UK's cathedral choirs are surely musical jewels in the crown.
It is a tradition that lives strongly to this day, as can be
clearly heard from, in this instance, Lincoln. Not the greatest
of our jewels, there is nevertheless a professionalism and dedication
here. The programme is nicely wide-ranging (the Wayne Marshall
was a surprise), with interspersed chants adding significantly
to the atmosphere.
Cathedral has been dedicated to the Virgin Mary since the beginning
of the eleventh century. The present flowering of interest in
the Mother of God (and the Mother of the Church) perhaps reflects
a broader trend towards the search for a Divine Goddess, and
one that would perhaps not contradict the more traditional Christian
readings. Good to see this flowering in musical form, therefore
- this is not to be confused with concurrent interest in Mary
Magdalene, another aspect of this resurgence of the feminine.
Choir has a mix of boy and girl choristers. Some may find this
impure, but actually there is a subtle alternation of sound.
The choir as a whole does not have massive depth of sound even
though the acoustic – and Guild's recording thereof – is one
that adds body.
Praetorius Magnificat shows just how rhythmically on-the-ball
Lincoln's choristers are. 'The Angel Gabriel', probably the
most famous track, lilts in a way that makes the cosy 'Mary's
Magnificat' that follows the logical next step.
Grieg piece was new to me, and I am glad to make its acquaintance.
Its affecting simplicity comes from a composer not associated
in my mind with liturgical music although there are several
rival versions of this piece available.
is the Langlais that brings with it hints at least of mysticism,
its varied and interesting harmonies leading to a rewarding
listening experience. This is more than Wayne Marshall's naïve
Magnificat offers, with its saccharine-sweet, yukky end.
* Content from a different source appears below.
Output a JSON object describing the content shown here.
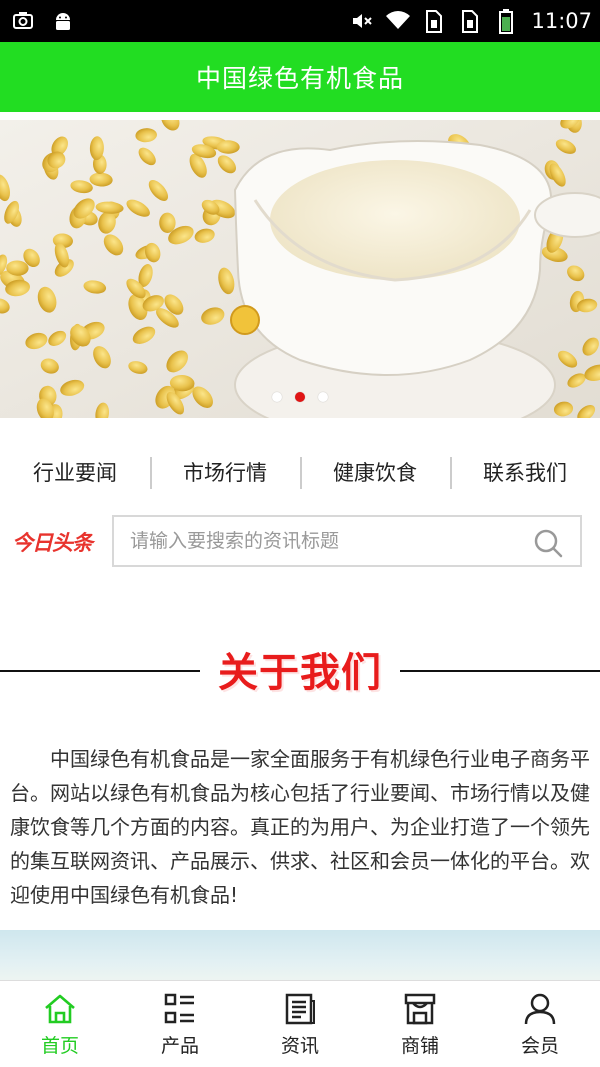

It
is left to Bruckner, no less, to redirect the listener towards
the sublime ('Ave Maria'). Here the care that evidently went
into choral balance clearly paid off.
trebles/girls do very well with the ultra-high challenge of
Tavener's 'Collegium Regale', while the whole disc is 'led out'
by Charles Harrison's simply superb account of Flor Peeters'
bright and imposing 'Toccata, Fugue et Hymne sur Ave Maris Stella'.
There is great depth to the recording.